Symptoms of lung cancer
If you have any symptom that's been bothering you, it's best to visit your GP as early as possible to get it checked out.
The symptoms of lung cancer may include:
a continuing cough, or change in a long-standing cough
becoming breathless and wheezy
coughing up bloodstained phlegm (sputum)
chest or shoulder pain
a chest infection that doesn’t get better
a hoarse voice
a dull ache or sharp pain when you cough or take a deep breath
feeling extremely tired (fatigue) and lethargic
the ends of fingers becoming larger or looking more rounded (clubbing)
swelling of lymph nodes (glands) in the neck area.
If you have any of the above symptoms for more than three weeks, it‘s important to have them checked by your GP. All of these symptoms can be caused by illnesses other than cancer.
Lung cancer is sometimes diagnosed in people who don’t have any symptoms, but who are having a chest x-ray or scan for another problem.
IF you smoke, the best way to prevent lung cancer and other serious conditions is to stop smoking as soon as possible.
However long you have been smoking, it's always worth quitting. Every year you don't smoke decreases your risk of getting serious illnesses, such as lung cancer. After 10 years of not smoking, your chances of developing lung cancer falls to half that of someone who smokes.
NHS Smokefree can offer advice and encouragement to help you quit smoking. You can call them on 0300 123 1044, or visit their website.
Your GP or pharmacist can also give you help and advice about giving up smoking.
Research suggests that eating a low-fat, high-fibre diet, including at least five portions a day of fresh fruit and vegetables and plenty of whole grains, can reduce your risk of lung cancer, as well as other types of cancer and heart disease.
There's strong evidence to suggest that regular exercise can lower the risk of developing lung cancer and other types of cancer.

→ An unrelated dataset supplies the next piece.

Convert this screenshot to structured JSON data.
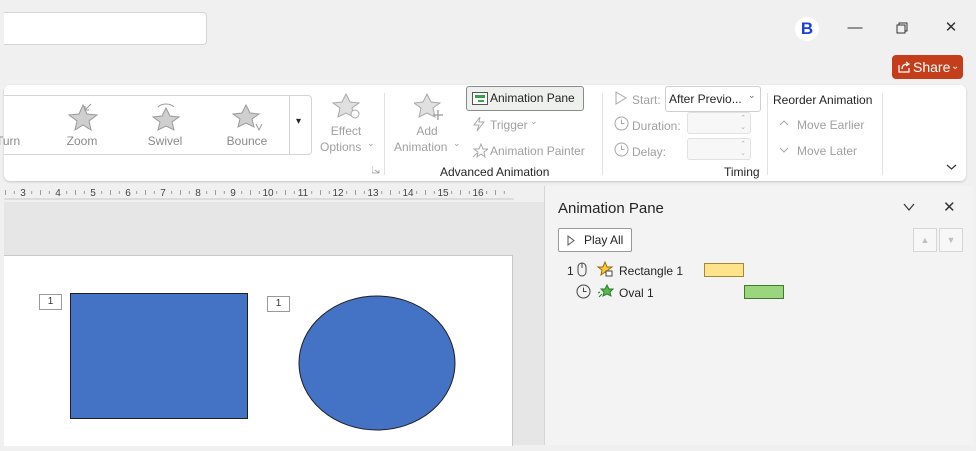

Adults should do at least 150 minutes (2 hours and 30 minutes) of moderate-intensity aerobic activity each week.